This course delves into low memory and high memory and covers the memory allocation mechanism known as Buddy Allocator. It also includes a discussion on zones and /proc/buddyinfo, dynamic memory allocation in Linux Kernel, and various flags used in kmalloc such as GFP_KERNEL, GFP_ATOMIC, and GFP_DMA. The differences between kmalloc and vmalloc are also explained, and what happens when you pass 0 in kmalloc and vmalloc.
APIs covered in this course include virt_to_phys, phys_to_virt, kmalloc, kfree, krealloc, ksize, vmalloc, and vfree. The course also covers the kernel stack. The course content is divided into two parts, Memory Management Part 1 and Memory Management Part 2. Additional resources are also provided.
Added notes/examples used in the course are available as of October 16th, 2020.
The Linux Kernel Driver Development course, taught by Sandesh Ashok, is geared towards beginners looking to venture into device driver development. The course begins with an overview of Linux kernel architecture and emphasizes the role of device drivers.
The course structure includes an in-depth exploration of the intermediate steps involved in the compilation process and cross-compilation for the target architecture. It also entails gaining an understanding of kernel APIs and building, inserting, and checking the status procedure. The course goes on to cover __init and __exit keywords, character driver implementation, read and write operations for the character driver, and creating and submitting the first Linux kernel patch.
The course is designed to provide a solid foundation for beginners in device driver development. The course is updated periodically with additional drivers and techniques for debugging the drivers. The course concludes with a hands-on approach to apply theory and lecture to practical applications.
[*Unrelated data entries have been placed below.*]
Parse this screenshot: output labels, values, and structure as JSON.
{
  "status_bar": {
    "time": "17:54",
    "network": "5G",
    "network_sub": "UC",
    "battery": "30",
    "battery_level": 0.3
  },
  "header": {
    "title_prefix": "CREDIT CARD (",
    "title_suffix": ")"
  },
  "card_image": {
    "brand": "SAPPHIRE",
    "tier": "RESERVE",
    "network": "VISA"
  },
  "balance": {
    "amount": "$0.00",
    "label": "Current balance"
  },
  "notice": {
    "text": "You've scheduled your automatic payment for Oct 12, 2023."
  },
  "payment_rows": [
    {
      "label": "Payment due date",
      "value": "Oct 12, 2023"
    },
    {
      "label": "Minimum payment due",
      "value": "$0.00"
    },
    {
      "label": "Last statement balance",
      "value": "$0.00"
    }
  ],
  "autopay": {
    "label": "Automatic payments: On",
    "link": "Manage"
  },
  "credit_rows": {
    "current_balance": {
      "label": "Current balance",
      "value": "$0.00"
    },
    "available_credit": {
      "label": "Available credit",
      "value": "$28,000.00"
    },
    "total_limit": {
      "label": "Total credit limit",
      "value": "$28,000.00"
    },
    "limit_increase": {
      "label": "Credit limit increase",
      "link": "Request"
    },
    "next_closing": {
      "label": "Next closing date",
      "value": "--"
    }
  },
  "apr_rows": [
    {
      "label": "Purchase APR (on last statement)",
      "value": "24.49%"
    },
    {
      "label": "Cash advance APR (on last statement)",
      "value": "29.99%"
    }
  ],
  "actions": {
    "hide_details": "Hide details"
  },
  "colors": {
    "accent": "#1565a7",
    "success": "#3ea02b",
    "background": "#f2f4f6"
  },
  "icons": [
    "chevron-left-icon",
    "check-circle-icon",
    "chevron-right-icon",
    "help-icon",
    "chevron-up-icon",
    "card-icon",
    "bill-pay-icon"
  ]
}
Overall, this course is an ideal starting point for beginners and provides the necessary tools for them to excel in device driver development.